September 5, 2016
An Annotated Bibliography: How Bullying Effects Victims
Thesis: Bullying in many various ways is a new, emerging problem that children and teenagers have to face day to day at school or while attending extracurricular activities away from the protection and view of their parents.
Antoniadou, Nafsika, Constantinos M. Kokkinos, and Angelos Markos. "Possible Common Correlates Between Bullying And Cyber-Bullying Among Adolescents." Psicologia Educativa 22.1 (2016): 27-38. Academic Search Complete. Web. 6 Sept. 2016. This current study investigates possible characteristics associated with bullying and cyber-bullying of 146 junior high school students. Participants answered …show more content…
Nickerson, and Melissa Stormont. "Advancing Bullying Research From A Social-Ecological Lens: An Introduction To The Special Issue." School Psychology Review 44.4 (2015): 339. MasterFILE Premier. Web. 6 Sept. 2016. Bullying has emerged as a distinct, pervasive subset of peer aggression that affects youth worldwide. Although bullying is a complex phenomenon, some subgroups of youth are at escalated risk based on individual characteristics, skill deficits, and peer group or societal norms. Therefore, the field needs reliable measurement systems, precise understanding of social-ecological risk and protective factors, and effective prevention and intervention approaches. This special issue addresses bullying from a social-ecological framework. It examines measurement issues, as well as risk and protective factors, with an emphasis on the disproportionate involvement of specific subpopulations of school-aged youth. It concludes with a series of original articles on expanding intervention targets through evidence-based practices for reducing bullying among students from early childhood through high school. Ultimately, this special issue should serve as a call-to-action for increased research on predictive and protective factors associated with bullying involvement, as well as increased intervention and prevention …show more content…
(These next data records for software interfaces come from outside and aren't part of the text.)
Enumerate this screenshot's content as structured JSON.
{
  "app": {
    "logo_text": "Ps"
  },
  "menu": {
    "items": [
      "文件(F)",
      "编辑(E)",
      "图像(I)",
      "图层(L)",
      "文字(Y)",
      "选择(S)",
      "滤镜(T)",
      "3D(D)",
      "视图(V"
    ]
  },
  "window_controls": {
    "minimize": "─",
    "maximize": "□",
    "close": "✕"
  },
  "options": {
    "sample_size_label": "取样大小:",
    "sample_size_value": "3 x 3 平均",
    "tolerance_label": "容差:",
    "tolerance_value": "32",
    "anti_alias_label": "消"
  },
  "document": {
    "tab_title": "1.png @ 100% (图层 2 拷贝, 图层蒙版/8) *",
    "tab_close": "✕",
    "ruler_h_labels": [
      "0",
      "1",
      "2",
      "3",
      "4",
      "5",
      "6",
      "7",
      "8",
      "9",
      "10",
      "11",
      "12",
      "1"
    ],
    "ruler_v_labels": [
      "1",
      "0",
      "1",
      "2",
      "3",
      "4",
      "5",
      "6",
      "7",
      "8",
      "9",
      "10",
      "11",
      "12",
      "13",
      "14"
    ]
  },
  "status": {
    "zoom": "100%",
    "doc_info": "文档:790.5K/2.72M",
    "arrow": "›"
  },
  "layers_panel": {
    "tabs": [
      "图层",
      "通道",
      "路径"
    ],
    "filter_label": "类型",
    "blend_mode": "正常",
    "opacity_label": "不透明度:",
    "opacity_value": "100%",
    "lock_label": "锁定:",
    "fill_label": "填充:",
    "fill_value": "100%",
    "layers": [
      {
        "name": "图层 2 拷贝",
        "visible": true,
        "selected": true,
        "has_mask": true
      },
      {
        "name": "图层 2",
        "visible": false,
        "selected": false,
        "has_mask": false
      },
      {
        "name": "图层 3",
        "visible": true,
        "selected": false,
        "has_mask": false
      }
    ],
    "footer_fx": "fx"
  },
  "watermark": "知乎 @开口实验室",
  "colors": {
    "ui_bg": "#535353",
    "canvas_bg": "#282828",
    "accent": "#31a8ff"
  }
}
"Young People Who Are Being Bullied - Do They Want General Practice Support?." BMC Family Practice 17.(2016): 1-9. Academic Search Complete. Web. 6 Sept. 2016. This paper takes a deeper look into young people's and parents' opinions deciding whether general practice should be involved in declaring and supporting young people who are being bullied. A few methods discussed in this paper are: Two hundred six young people (85.9 % female) and 44 parents were recruited through creating bullying websites and their social media outlets to complete an online questionnaire of multiple-choice questions and unlimited short answer responses. Questionnaire responses were analyzed by age and gender using statistics. Results: Young people (90.8 %) and parents (88.7 %) thought it was important for general practices to be better able to help young people who are being bullied. Young people preferred completing a screening questionnaire to disclose experience of being bullied than being asked directly. They expressed personal concerns about how questions would be asked and whether information would be shared with